*** Opening of RECORDS TO PROCESS ***

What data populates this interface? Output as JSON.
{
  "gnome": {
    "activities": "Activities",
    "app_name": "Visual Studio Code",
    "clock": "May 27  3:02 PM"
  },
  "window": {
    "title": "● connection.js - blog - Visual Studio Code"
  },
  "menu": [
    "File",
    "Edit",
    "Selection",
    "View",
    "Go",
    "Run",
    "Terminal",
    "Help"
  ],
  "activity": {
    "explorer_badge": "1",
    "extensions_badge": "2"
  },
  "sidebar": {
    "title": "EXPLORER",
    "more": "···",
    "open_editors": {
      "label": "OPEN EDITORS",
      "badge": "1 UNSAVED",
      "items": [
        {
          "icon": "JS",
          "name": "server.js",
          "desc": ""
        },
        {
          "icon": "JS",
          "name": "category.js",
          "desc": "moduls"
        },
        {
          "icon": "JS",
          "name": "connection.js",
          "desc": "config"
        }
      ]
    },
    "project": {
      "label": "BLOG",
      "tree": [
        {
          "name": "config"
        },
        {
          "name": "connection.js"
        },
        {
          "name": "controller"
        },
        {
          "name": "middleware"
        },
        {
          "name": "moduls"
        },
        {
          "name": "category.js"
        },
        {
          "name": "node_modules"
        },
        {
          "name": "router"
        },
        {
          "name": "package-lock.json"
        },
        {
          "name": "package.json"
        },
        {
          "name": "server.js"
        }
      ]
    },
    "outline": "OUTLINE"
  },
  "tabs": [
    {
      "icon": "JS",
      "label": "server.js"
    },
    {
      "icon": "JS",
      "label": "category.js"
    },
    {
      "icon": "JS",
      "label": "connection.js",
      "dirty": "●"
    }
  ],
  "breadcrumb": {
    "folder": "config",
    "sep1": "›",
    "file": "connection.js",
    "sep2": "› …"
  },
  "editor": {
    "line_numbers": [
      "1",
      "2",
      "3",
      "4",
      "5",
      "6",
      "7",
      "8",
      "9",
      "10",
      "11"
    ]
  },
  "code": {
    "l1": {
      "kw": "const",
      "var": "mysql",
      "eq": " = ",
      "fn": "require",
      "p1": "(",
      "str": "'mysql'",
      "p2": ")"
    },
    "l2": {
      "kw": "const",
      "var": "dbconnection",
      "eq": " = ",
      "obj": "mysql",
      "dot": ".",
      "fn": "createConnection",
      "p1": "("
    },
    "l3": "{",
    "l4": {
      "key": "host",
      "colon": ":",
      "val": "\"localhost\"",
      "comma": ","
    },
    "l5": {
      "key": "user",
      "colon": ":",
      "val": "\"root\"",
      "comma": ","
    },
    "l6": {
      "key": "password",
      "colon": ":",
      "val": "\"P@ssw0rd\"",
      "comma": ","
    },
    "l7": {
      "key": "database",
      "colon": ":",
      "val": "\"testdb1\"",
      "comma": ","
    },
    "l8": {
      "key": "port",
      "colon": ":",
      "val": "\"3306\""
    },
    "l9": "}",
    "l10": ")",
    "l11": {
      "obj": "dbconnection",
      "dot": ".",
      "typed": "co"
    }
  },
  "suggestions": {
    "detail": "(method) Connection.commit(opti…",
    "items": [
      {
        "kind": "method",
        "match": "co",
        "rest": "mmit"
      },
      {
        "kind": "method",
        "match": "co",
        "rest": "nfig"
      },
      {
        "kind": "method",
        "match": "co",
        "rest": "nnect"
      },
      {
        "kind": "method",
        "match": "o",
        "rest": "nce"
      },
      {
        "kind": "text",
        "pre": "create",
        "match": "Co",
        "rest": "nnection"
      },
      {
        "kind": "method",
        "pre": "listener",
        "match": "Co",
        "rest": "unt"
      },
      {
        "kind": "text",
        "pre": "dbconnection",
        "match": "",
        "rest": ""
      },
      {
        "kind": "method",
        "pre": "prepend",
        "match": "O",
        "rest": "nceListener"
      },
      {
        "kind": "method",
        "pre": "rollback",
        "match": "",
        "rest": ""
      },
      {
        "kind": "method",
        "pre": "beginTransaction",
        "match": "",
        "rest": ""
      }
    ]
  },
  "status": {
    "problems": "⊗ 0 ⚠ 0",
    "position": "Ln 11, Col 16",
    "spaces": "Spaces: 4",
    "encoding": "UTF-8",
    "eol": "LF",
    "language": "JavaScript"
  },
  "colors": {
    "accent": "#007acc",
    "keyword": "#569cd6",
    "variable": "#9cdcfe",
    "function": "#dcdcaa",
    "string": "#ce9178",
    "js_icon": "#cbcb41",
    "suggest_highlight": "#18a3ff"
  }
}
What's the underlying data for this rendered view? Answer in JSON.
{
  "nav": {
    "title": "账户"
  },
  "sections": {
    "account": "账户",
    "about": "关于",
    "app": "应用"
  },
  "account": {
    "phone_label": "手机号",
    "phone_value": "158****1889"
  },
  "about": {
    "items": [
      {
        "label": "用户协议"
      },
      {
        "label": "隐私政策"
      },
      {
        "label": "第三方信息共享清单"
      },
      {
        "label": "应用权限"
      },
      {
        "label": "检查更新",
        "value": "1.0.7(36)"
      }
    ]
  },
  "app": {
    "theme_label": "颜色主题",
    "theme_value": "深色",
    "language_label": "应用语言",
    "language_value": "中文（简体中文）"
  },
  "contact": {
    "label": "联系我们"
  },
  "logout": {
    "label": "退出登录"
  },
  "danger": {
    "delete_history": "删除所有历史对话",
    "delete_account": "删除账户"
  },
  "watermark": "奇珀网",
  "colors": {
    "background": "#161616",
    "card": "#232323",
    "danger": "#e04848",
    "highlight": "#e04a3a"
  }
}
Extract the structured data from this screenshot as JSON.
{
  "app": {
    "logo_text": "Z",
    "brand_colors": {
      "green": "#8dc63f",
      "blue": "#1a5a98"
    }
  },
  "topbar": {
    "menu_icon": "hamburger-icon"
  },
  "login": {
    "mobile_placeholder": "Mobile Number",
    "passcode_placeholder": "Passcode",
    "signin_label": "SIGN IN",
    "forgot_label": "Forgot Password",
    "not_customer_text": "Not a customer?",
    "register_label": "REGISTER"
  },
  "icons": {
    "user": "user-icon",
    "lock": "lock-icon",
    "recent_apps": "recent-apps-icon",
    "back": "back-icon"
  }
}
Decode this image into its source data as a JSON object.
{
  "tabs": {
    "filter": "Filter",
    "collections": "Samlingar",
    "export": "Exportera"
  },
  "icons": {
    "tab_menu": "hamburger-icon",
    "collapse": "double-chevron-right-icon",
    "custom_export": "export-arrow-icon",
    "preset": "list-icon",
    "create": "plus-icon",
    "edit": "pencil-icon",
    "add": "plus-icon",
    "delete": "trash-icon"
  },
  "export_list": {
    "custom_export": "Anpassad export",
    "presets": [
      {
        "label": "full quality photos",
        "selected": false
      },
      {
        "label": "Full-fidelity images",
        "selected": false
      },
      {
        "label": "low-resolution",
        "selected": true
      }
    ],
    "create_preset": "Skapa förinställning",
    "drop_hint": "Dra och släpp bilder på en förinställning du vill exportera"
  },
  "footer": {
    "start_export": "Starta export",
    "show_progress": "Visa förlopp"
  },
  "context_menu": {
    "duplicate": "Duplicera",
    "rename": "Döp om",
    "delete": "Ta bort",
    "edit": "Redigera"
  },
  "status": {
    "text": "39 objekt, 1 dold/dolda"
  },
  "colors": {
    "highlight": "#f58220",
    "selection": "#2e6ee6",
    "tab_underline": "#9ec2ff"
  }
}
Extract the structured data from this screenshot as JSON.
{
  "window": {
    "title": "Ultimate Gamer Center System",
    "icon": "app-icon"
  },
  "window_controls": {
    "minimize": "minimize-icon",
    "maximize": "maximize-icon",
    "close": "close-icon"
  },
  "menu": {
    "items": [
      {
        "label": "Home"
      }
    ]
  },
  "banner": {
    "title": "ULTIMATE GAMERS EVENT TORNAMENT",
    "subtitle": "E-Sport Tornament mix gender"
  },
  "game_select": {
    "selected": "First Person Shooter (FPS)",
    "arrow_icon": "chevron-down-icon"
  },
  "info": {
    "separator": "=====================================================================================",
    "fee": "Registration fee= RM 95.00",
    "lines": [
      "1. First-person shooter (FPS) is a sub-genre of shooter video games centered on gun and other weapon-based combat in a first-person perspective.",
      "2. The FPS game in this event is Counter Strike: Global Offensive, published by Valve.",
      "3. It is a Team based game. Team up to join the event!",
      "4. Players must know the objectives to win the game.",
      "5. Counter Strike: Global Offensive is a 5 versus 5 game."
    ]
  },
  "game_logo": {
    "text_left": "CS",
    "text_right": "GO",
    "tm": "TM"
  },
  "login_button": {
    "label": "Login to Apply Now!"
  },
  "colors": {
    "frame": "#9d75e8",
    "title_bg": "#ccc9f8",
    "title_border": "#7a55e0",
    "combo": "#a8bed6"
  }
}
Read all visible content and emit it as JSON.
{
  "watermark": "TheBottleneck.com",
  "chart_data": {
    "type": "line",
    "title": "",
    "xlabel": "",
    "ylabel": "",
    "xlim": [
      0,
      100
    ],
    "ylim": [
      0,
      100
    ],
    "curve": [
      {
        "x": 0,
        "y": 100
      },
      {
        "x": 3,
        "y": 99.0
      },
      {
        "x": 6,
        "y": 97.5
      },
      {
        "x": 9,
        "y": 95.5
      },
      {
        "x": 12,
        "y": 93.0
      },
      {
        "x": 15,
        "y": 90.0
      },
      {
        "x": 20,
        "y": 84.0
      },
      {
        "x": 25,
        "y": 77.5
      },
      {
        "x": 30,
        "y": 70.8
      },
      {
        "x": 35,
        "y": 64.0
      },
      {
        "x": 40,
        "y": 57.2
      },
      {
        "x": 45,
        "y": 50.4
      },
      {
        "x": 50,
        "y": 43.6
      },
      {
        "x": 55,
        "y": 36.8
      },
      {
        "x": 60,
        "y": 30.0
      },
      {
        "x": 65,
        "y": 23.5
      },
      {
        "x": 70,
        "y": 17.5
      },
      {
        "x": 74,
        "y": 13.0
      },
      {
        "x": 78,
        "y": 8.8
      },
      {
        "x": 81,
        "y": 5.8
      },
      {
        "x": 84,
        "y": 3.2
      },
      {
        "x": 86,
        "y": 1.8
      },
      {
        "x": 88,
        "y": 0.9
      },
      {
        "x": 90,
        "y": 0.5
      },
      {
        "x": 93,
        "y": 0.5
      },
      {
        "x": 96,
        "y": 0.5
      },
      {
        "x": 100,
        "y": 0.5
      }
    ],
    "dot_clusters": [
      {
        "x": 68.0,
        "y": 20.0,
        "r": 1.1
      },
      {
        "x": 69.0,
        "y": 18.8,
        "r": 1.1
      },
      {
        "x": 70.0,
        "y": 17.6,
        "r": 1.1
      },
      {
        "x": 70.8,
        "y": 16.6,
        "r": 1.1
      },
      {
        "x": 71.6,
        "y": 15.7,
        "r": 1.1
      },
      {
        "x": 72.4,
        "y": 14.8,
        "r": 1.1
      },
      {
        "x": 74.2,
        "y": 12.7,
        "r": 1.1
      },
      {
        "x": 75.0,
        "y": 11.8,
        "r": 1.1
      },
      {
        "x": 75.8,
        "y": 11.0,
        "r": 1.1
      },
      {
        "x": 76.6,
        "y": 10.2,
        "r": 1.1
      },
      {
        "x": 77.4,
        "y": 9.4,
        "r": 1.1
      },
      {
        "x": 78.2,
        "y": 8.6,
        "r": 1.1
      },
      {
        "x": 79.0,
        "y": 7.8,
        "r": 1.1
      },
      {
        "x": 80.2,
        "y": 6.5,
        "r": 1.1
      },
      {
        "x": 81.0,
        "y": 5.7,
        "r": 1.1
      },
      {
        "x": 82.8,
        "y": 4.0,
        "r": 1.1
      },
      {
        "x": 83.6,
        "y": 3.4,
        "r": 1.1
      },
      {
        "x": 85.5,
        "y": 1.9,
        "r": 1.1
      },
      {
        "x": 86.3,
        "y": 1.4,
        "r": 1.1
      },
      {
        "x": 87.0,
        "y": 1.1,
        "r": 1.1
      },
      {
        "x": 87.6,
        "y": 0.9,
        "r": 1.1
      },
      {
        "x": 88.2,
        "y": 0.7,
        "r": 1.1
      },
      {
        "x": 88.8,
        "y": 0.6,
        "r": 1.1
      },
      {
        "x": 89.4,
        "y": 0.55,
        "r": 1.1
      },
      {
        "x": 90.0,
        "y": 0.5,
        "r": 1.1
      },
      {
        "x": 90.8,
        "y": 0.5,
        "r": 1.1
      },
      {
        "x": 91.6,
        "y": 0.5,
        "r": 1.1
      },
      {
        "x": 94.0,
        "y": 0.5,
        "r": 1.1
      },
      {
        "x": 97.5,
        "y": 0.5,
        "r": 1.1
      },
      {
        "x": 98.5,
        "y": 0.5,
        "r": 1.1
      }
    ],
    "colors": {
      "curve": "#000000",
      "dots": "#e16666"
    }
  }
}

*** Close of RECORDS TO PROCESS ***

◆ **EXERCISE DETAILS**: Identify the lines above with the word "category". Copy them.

◆ **EXERCISE SOLUTION**:
          "name": "category.js",
          "name": "category.js"
      "label": "category.js"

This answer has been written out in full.